Exercise objective
Each line that contains the string "Informazioni" counts once; report how many such lines appear in the data, as a number only.

[Web page and app entries]
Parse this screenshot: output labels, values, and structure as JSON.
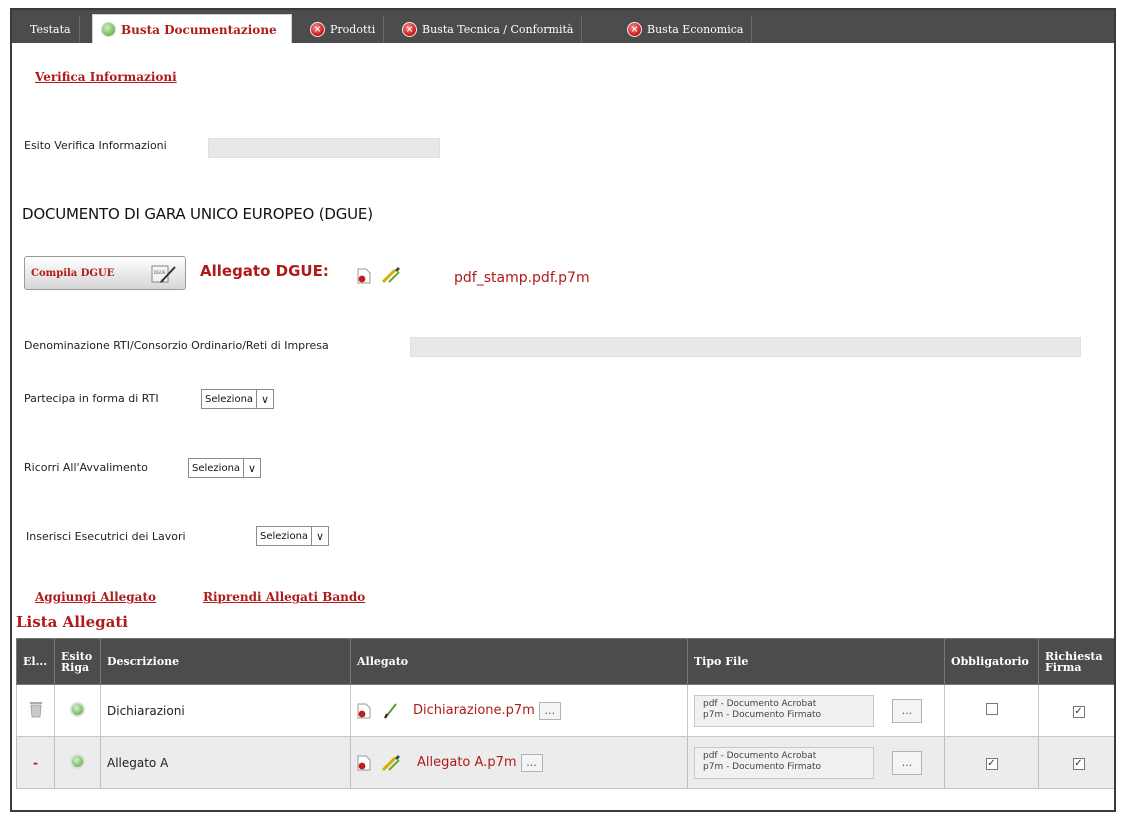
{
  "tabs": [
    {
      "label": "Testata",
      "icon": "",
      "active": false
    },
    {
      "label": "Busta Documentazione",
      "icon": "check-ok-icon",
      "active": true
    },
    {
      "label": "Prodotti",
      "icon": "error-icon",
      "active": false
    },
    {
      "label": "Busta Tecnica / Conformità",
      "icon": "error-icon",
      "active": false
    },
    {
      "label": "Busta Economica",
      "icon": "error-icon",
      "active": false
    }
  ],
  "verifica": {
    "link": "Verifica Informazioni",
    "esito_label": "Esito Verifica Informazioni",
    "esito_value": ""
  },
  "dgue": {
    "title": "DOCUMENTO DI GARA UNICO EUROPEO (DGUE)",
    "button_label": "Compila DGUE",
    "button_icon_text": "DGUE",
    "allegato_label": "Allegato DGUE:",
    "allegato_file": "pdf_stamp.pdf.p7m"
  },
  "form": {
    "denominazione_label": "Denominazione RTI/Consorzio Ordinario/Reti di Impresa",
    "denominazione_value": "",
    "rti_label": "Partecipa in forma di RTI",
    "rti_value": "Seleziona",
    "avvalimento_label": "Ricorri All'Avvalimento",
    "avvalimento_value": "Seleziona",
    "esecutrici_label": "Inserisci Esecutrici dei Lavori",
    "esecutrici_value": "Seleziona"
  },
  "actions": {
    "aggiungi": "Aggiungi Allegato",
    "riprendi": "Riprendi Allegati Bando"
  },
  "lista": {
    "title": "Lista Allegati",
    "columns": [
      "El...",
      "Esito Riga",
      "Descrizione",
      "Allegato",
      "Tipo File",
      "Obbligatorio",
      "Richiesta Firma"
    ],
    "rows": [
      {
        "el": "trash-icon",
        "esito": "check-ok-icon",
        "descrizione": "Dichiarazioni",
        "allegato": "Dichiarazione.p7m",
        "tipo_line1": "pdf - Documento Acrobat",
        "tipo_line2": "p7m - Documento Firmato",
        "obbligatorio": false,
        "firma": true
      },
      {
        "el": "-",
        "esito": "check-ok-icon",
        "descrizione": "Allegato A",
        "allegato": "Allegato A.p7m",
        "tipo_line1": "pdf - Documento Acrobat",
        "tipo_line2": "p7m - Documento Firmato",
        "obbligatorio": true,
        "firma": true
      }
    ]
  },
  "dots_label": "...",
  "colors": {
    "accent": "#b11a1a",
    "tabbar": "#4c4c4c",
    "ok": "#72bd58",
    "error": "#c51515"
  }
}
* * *
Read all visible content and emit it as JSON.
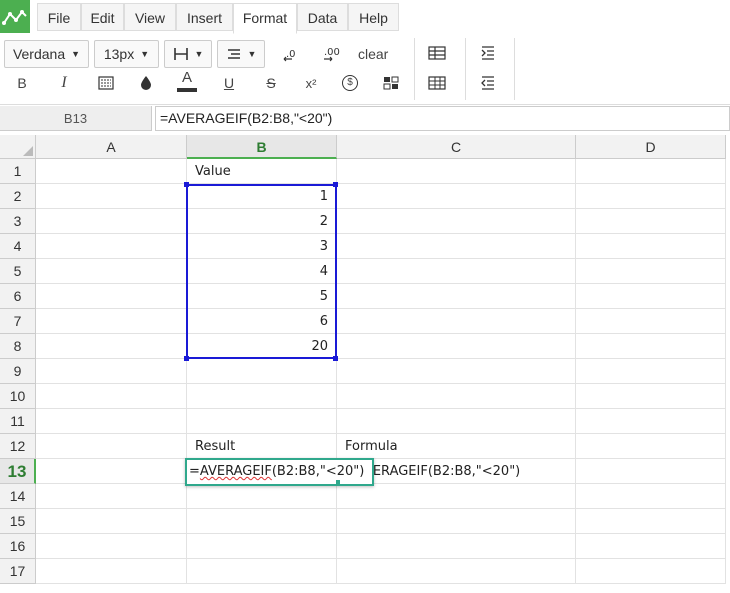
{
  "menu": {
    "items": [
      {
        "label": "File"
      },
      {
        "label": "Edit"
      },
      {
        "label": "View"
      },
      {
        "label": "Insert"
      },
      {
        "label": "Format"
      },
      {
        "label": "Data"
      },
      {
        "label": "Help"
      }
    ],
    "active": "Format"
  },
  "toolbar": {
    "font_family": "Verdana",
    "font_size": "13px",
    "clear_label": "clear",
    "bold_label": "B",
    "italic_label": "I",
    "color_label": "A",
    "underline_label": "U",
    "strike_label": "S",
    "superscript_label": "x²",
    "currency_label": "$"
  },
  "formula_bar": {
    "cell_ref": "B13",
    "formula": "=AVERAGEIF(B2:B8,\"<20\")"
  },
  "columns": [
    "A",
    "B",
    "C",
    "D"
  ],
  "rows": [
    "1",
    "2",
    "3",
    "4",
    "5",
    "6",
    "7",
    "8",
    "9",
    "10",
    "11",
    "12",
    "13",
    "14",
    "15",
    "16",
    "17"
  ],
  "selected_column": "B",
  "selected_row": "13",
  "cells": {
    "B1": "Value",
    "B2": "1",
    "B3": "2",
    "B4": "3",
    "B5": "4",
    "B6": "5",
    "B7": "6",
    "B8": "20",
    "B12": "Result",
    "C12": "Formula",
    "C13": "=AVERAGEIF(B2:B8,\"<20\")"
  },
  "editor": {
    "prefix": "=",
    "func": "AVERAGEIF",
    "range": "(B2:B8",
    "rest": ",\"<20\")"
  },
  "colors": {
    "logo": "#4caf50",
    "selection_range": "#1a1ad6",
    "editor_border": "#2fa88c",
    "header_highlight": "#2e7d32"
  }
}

Exercise answer
2